*** RECORDS FOR THIS EXERCISE ***

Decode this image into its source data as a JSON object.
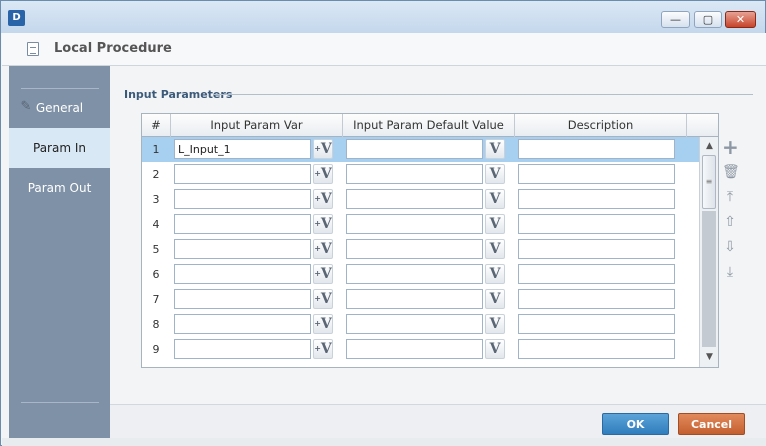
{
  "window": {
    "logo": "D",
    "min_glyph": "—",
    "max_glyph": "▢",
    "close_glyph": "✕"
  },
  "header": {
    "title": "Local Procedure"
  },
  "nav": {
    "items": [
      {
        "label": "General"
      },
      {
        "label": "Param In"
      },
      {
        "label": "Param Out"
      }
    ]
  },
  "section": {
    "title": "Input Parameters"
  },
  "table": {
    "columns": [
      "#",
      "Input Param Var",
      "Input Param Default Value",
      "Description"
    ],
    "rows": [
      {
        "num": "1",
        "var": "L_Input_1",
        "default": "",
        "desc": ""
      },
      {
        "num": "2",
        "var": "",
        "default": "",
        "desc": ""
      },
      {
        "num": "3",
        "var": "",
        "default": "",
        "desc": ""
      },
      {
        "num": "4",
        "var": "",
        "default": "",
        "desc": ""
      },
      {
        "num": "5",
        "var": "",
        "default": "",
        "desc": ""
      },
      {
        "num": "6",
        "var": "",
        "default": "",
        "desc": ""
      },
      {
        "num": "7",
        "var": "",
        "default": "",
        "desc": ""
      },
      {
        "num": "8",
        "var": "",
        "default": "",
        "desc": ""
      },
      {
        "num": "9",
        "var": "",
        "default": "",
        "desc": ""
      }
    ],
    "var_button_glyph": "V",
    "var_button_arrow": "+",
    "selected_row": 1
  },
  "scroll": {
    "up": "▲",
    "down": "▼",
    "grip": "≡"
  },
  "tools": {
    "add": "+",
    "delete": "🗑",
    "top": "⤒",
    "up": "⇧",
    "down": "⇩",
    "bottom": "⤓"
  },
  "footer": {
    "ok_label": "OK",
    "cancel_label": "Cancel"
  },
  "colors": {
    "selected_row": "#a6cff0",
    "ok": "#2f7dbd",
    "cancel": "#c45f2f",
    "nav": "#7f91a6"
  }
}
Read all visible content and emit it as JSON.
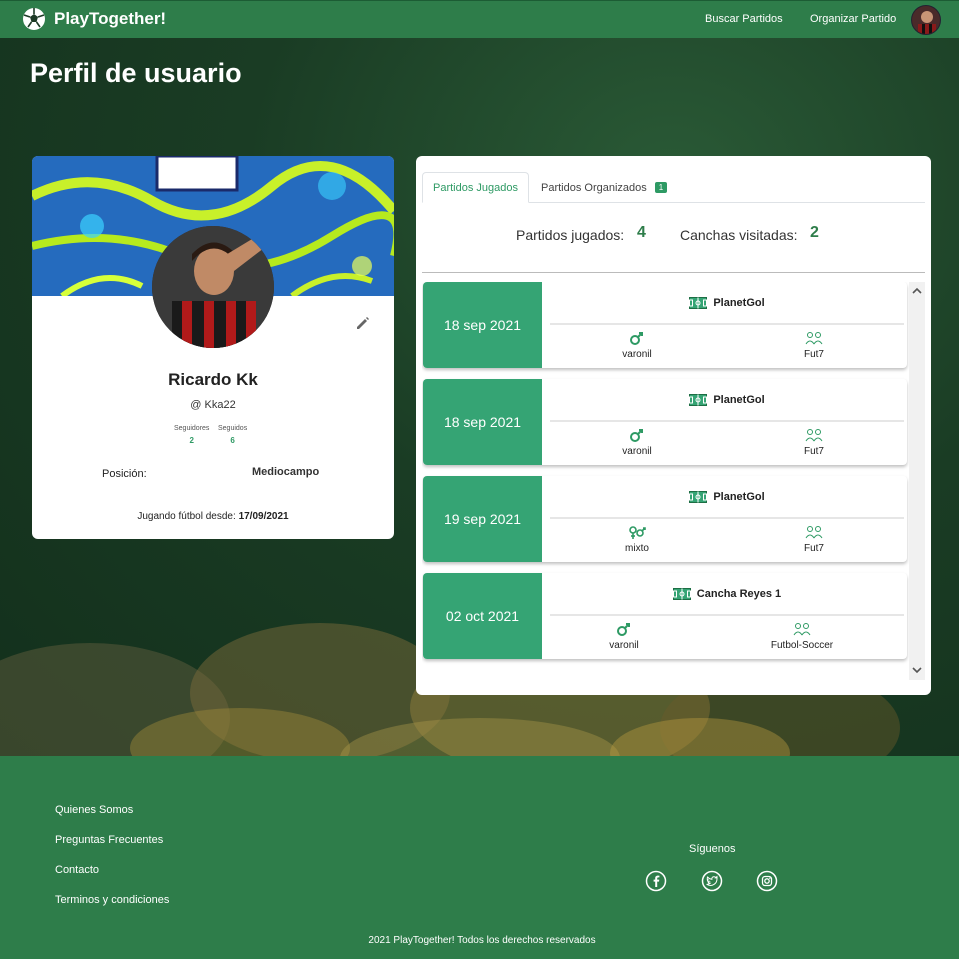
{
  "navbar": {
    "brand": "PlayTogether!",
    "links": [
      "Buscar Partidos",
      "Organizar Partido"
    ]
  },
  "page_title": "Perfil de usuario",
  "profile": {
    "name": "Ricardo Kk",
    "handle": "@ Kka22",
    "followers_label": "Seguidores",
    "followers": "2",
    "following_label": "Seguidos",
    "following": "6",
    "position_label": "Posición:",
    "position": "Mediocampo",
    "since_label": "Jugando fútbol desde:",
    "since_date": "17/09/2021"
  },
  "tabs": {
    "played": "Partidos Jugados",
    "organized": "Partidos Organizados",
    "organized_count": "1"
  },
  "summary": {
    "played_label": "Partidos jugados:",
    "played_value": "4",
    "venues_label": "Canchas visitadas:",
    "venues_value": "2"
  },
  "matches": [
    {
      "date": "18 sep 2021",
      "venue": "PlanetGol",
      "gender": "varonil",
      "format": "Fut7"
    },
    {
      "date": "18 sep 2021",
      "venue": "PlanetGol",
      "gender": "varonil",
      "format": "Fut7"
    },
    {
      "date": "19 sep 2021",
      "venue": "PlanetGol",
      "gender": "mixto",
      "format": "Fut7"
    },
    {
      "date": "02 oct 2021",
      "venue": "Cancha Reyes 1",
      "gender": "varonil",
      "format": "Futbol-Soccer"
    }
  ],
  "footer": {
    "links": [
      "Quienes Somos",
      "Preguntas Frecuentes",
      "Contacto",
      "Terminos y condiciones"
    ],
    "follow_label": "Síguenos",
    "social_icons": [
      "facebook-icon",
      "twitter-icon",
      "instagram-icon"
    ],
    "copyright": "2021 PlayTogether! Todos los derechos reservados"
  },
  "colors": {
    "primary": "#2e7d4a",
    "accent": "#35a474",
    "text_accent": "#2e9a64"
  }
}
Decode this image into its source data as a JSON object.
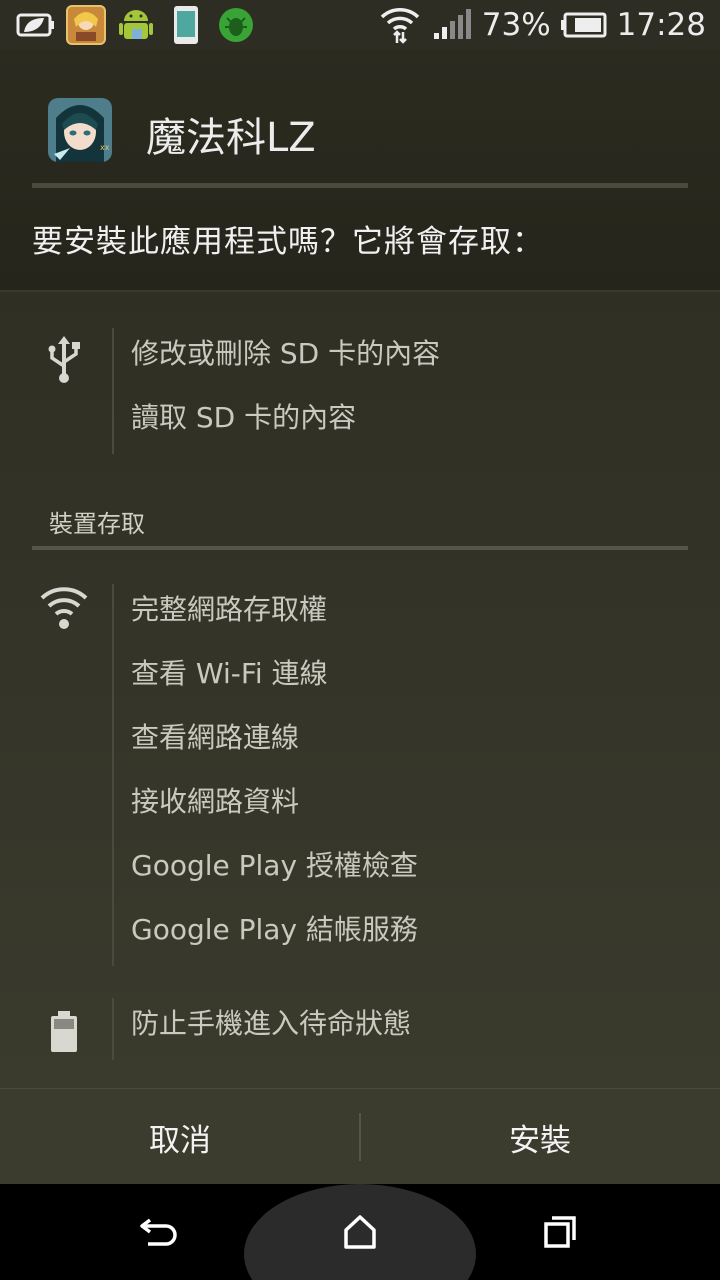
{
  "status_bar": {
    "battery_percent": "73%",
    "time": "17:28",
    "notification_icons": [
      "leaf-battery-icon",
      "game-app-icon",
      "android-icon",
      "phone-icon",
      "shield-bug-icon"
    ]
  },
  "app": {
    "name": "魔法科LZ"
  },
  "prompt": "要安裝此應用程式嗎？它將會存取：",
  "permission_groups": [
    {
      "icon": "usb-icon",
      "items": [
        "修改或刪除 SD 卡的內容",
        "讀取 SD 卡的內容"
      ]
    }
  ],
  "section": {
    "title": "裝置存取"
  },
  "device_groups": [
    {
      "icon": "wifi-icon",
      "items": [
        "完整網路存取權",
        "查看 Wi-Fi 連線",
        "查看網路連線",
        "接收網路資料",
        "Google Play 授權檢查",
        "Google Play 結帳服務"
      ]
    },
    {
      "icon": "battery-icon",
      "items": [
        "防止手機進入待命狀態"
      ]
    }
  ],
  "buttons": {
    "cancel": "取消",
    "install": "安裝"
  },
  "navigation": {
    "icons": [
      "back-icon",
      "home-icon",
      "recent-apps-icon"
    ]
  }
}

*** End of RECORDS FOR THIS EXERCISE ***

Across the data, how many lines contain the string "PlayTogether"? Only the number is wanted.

[EXERCISE RESPONSE]
2